cornerstone of any successful career is dedication. The
ability to make a commitment and pursue it to completion
is especially important in the competitive business of
It might appear that Dennis was almost pre-destined to go
into music. His father, Charles Payne, was an early
member of the Light Crust Doughboys, who later became the
Texas Playboys. His Uncle Leon Payne was well known as
the writer of such country hits as "Lost
Highway," "Blue Side of Lonesome," and
"You Still Got a Place in My Heart". By the
time Dennis received his first guitar at age seven, he
already knew he would seek a career in music.
Besides the support of his family, Dennis was fortunate
to grow up in Bakersfield, California. During the 50's
and 60's Buck Owens, and later Merle Haggard, lived and
worked out of Bakerfield and owned studioes there,
creating a center for country music on the west coast.
Dennis credits both artists as early sources of
encouragement and would later gain valuable expereince
working in their studios.
In high school Dennis started playing in local bands and
appearing on live television. This brought him to the
attention of Red Simpson, a singer/songwriter with
Capitol Records. This friendship eventually resulted in
Dennis' first cuts as a writer by such well known artists
as Tommy Overstreet, Freddy Hart, and Vern Gosdin. This
period also provided Dennis with the opportunity to hone
his musical skills playing backup for touring artists
like Rose Maddox, Charlie Pride, Johnny Russell, and
Dennis felt ready to accept the challenge of moving to
Nashville to further his professional goals. The tall,
bearded musician sought all opportunities to perfect his
playing and singing talents, and made contacts by doing
session work and touring with various artists. In
addition, Dennis worked with several publishing companies
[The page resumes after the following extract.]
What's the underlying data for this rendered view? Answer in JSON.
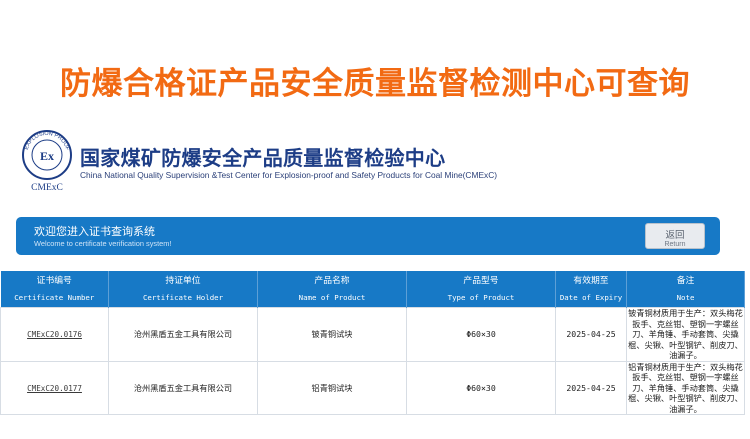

developing his craft as a songwriter.
The soft-spoken performer was also beginning to get a
feel for what would become his own unique style, a sound
he describes as "straight ahead real music for real
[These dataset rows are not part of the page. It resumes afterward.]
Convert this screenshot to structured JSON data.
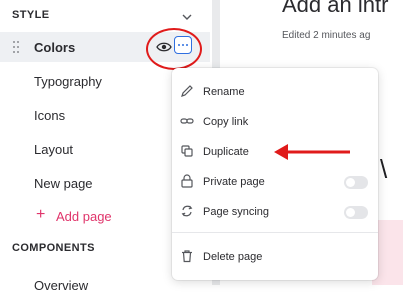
{
  "sidebar": {
    "style_header": "STYLE",
    "items": [
      {
        "label": "Colors"
      },
      {
        "label": "Typography"
      },
      {
        "label": "Icons"
      },
      {
        "label": "Layout"
      },
      {
        "label": "New page"
      }
    ],
    "add_page_label": "Add page",
    "add_page_plus": "+",
    "components_header": "COMPONENTS",
    "overview_label": "Overview"
  },
  "main": {
    "title": "Add an intr",
    "subtitle": "Edited 2 minutes ag",
    "ghost_letter": "\\"
  },
  "menu": {
    "rename": "Rename",
    "copy_link": "Copy link",
    "duplicate": "Duplicate",
    "private_page": "Private page",
    "page_syncing": "Page syncing",
    "delete_page": "Delete page",
    "private_page_enabled": false,
    "page_syncing_enabled": false
  },
  "colors": {
    "accent": "#2f6fe0",
    "annotation_red": "#e01b1b",
    "add_page_pink": "#e0356b"
  }
}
people." While Dennis cites such diverse influences
as Owens and Haggard, B.B. King, and Nat King Cole, he
stresses the value of being an individual. "I want
to be myself, have my own sound," he explains.
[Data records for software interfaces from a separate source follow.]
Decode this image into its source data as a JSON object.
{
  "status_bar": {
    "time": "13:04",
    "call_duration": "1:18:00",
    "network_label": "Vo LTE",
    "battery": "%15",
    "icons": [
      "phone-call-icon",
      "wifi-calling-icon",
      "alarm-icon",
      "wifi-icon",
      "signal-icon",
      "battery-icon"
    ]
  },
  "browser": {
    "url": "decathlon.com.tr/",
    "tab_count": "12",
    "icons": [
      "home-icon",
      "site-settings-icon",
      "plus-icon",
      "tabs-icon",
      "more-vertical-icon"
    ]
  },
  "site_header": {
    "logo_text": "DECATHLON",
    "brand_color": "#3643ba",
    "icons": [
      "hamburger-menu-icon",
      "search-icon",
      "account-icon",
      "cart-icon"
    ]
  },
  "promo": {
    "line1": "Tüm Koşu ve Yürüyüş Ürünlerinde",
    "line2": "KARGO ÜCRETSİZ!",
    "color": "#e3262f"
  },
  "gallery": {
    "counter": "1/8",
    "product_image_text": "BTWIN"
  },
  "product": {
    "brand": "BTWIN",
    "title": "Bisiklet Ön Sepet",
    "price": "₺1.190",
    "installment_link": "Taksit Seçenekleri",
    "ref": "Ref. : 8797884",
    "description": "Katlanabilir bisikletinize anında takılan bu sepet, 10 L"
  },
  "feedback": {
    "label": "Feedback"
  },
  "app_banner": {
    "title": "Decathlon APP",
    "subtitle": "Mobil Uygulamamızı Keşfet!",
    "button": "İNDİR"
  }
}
"My music is my personality. I don't have an act.
What I do is real."
Dennis is equally aware of the importance of working with
people who share his vision. "I have found that the
music is only about ten percent of what it takes,"
he comments. "You have to have people who believe in
you as a writer and entertainer. One thing I know for
sure, it can't be done alone."